··· SUPPLIED MATERIAL ···
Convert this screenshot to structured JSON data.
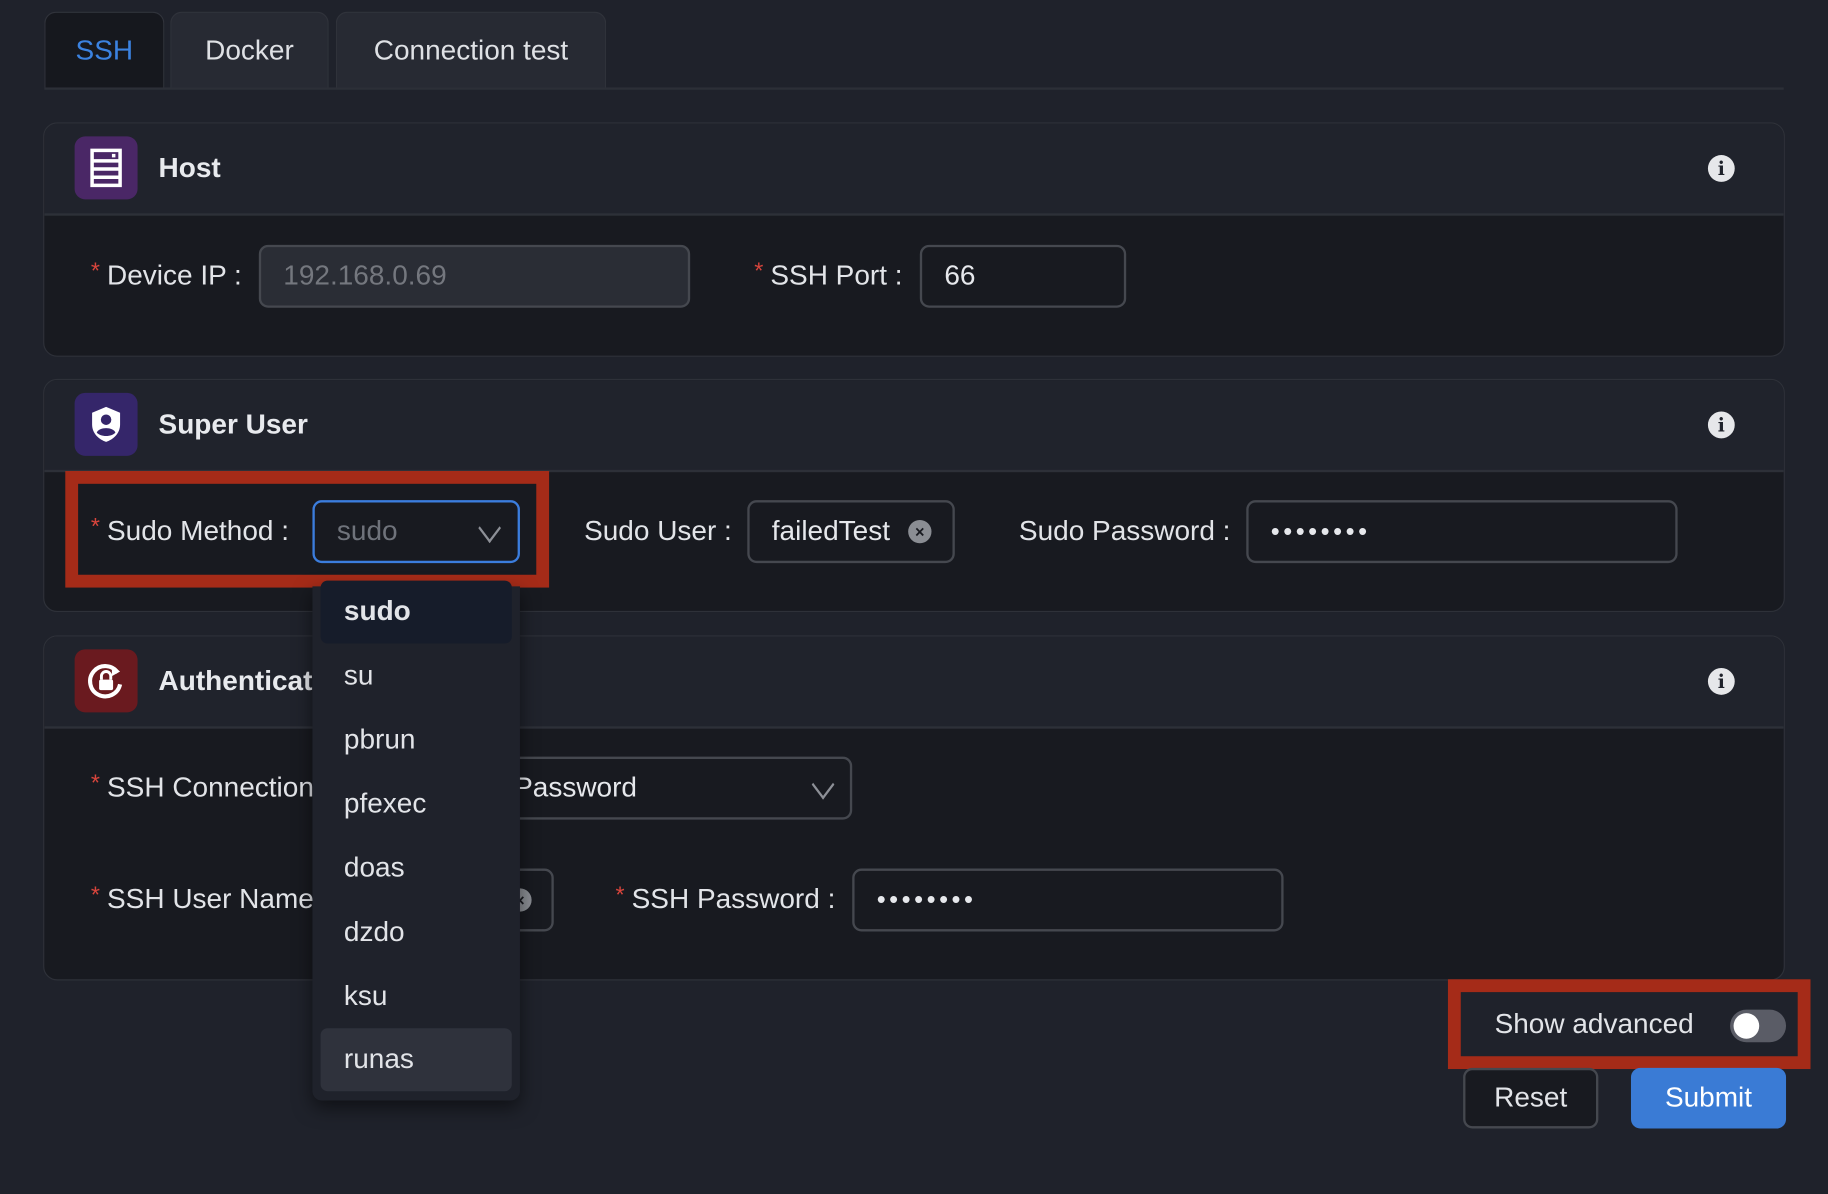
{
  "tabs": [
    {
      "label": "SSH",
      "active": true
    },
    {
      "label": "Docker",
      "active": false
    },
    {
      "label": "Connection test",
      "active": false
    }
  ],
  "host": {
    "title": "Host",
    "icon": "server-icon",
    "device_ip_label": "Device IP :",
    "device_ip_value": "192.168.0.69",
    "ssh_port_label": "SSH Port :",
    "ssh_port_value": "66"
  },
  "super_user": {
    "title": "Super User",
    "icon": "shield-user-icon",
    "sudo_method_label": "Sudo Method :",
    "sudo_method_value": "sudo",
    "sudo_user_label": "Sudo User :",
    "sudo_user_value": "failedTest",
    "sudo_password_label": "Sudo Password :",
    "sudo_password_value": "••••••••"
  },
  "sudo_method_options": [
    {
      "label": "sudo",
      "selected": true
    },
    {
      "label": "su"
    },
    {
      "label": "pbrun"
    },
    {
      "label": "pfexec"
    },
    {
      "label": "doas"
    },
    {
      "label": "dzdo"
    },
    {
      "label": "ksu"
    },
    {
      "label": "runas",
      "hovered": true
    }
  ],
  "authentication": {
    "title": "Authentication",
    "icon": "lock-rotate-icon",
    "ssh_connection_label": "SSH Connection",
    "ssh_connection_value": "Password",
    "ssh_user_name_label": "SSH User Name",
    "ssh_password_label": "SSH Password :",
    "ssh_password_value": "••••••••"
  },
  "footer": {
    "show_advanced_label": "Show advanced",
    "show_advanced_on": false,
    "reset_label": "Reset",
    "submit_label": "Submit"
  },
  "colors": {
    "accent": "#3a7bd5",
    "highlight_box": "#a52b18",
    "required": "#d9453c"
  }
}
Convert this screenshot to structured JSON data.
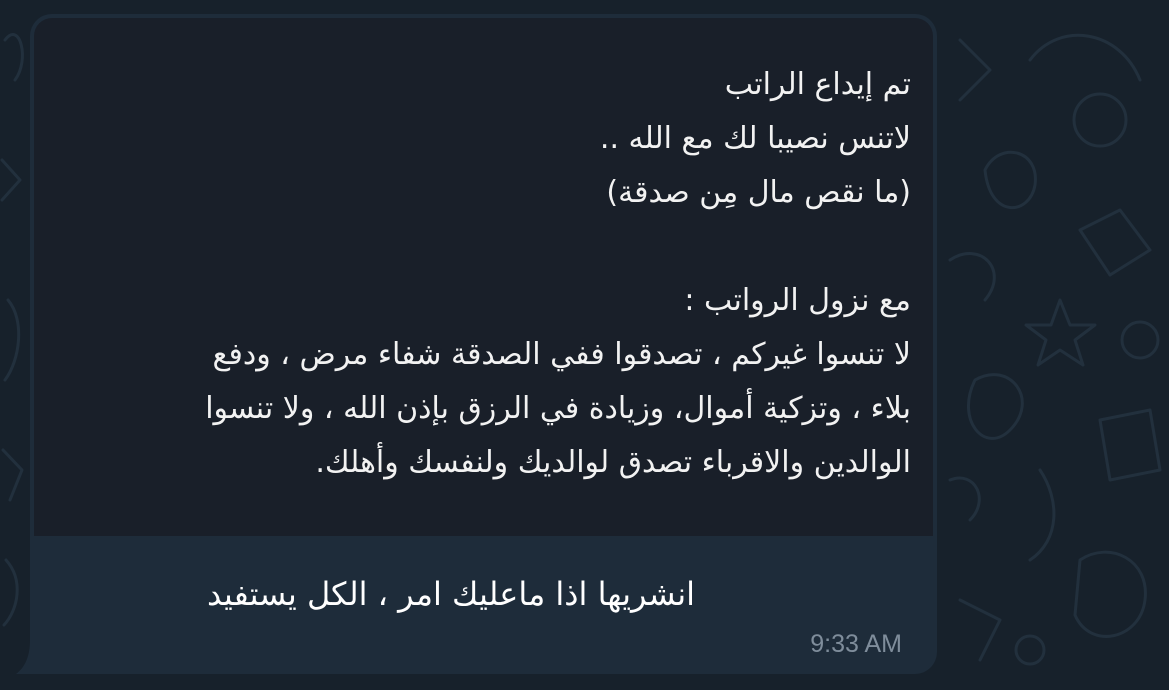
{
  "chat": {
    "background_color": "#17212b",
    "bubble_color": "#1e2c3a"
  },
  "message": {
    "image_text_lines": [
      "تم إيداع  الراتب",
      "لاتنس نصيبا لك مع الله ..",
      "(ما نقص مال مِن صدقة)",
      "",
      "مع نزول  الرواتب :",
      "لا تنسوا غيركم ، تصدقوا ففي الصدقة شفاء مرض ،  ودفع",
      "بلاء ، وتزكية أموال،  وزيادة في الرزق بإذن الله ، ولا تنسوا",
      "الوالدين والاقرباء تصدق لوالديك ولنفسك وأهلك."
    ],
    "caption": "انشريها اذا ماعليك امر ، الكل يستفيد",
    "time": "9:33 AM"
  }
}
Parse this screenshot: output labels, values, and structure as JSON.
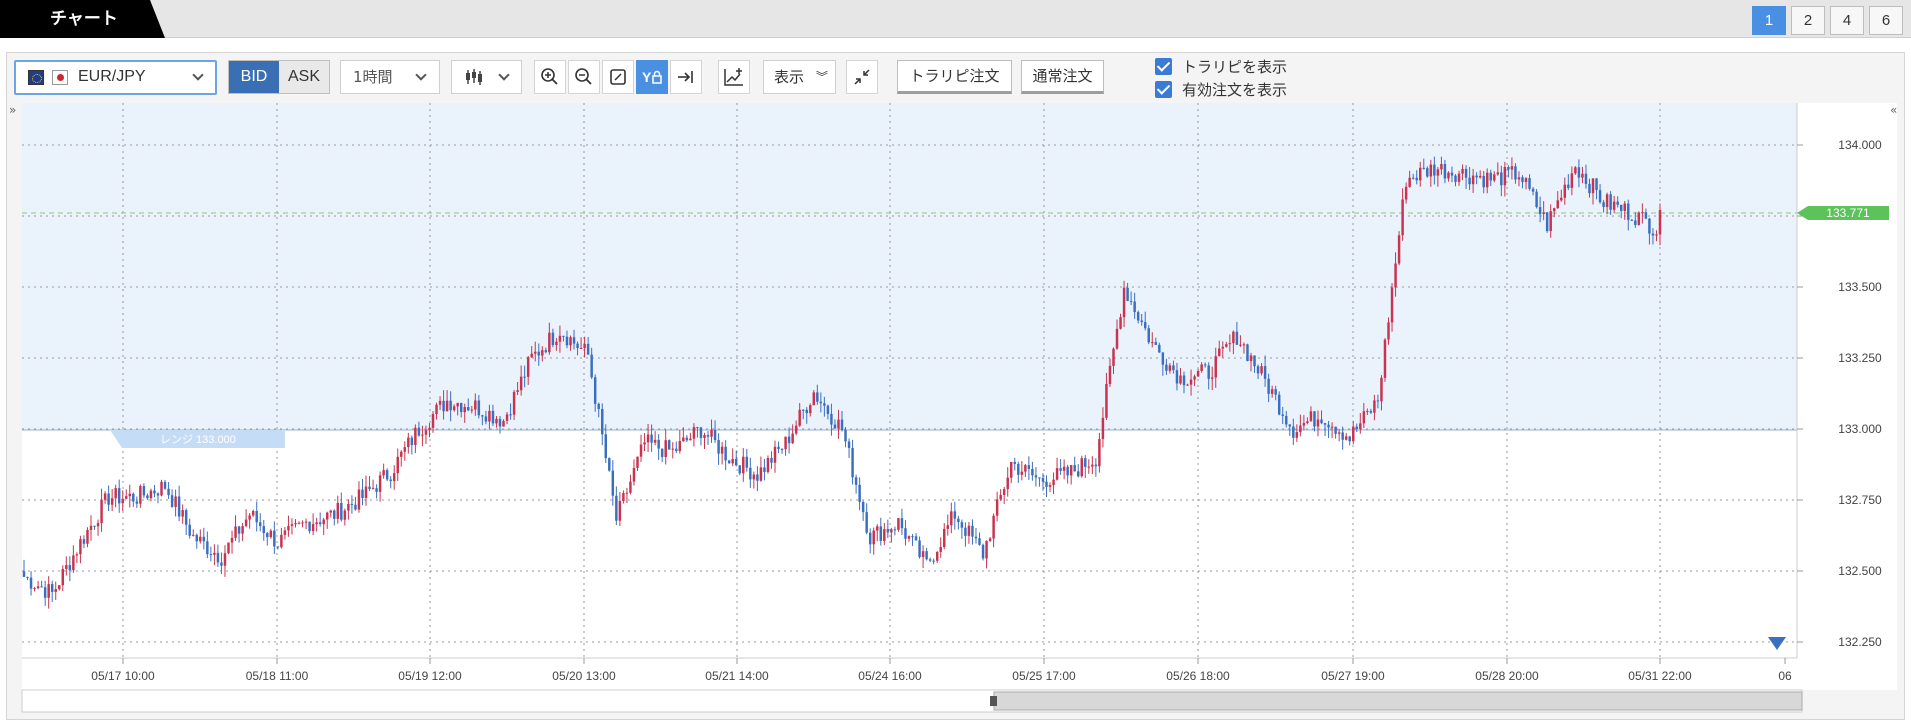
{
  "tabbar": {
    "chart_tab": "チャート",
    "layouts": [
      "1",
      "2",
      "4",
      "6"
    ],
    "active_layout": "1"
  },
  "toolbar": {
    "pair": "EUR/JPY",
    "bid_label": "BID",
    "ask_label": "ASK",
    "timeframe": "1時間",
    "display_label": "表示",
    "trail_order_button": "トラリピ注文",
    "normal_order_button": "通常注文",
    "show_traripi": "トラリピを表示",
    "show_active_orders": "有効注文を表示"
  },
  "chart": {
    "range_label": "レンジ 133.000",
    "price_axis": [
      "134.000",
      "133.750",
      "133.500",
      "133.250",
      "133.000",
      "132.750",
      "132.500",
      "132.250"
    ],
    "time_axis": [
      "05/17 10:00",
      "05/18 11:00",
      "05/19 12:00",
      "05/20 13:00",
      "05/21 14:00",
      "05/24 16:00",
      "05/25 17:00",
      "05/26 18:00",
      "05/27 19:00",
      "05/28 20:00",
      "05/31 22:00",
      "06"
    ],
    "current_price": "133.771",
    "colors": {
      "up": "#c8334f",
      "down": "#3a6fc0",
      "range_fill": "#eaf2fc",
      "current_marker": "#5cc25a"
    }
  },
  "chart_data": {
    "type": "candlestick",
    "symbol": "EUR/JPY",
    "interval": "1時間",
    "ylim": [
      132.25,
      134.0
    ],
    "ylabel": "",
    "x_ticks": [
      "05/17 10:00",
      "05/18 11:00",
      "05/19 12:00",
      "05/20 13:00",
      "05/21 14:00",
      "05/24 16:00",
      "05/25 17:00",
      "05/26 18:00",
      "05/27 19:00",
      "05/28 20:00",
      "05/31 22:00"
    ],
    "range_line": 133.0,
    "last_price": 133.771,
    "trend_close": [
      132.48,
      132.42,
      132.6,
      132.76,
      132.76,
      132.8,
      132.62,
      132.55,
      132.7,
      132.6,
      132.67,
      132.7,
      132.76,
      132.85,
      133.0,
      133.1,
      133.08,
      133.03,
      133.25,
      133.35,
      133.26,
      132.68,
      132.95,
      132.92,
      133.0,
      132.9,
      132.84,
      132.95,
      133.13,
      133.0,
      132.62,
      132.67,
      132.52,
      132.7,
      132.56,
      132.88,
      132.82,
      132.84,
      132.9,
      133.5,
      133.3,
      133.18,
      133.2,
      133.33,
      133.17,
      133.0,
      133.05,
      132.97,
      133.1,
      133.88,
      133.92,
      133.9,
      133.88,
      133.9,
      133.72,
      133.93,
      133.8,
      133.76,
      133.7
    ]
  }
}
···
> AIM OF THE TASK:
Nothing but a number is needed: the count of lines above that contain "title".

> WRITTEN SOLUTION:
3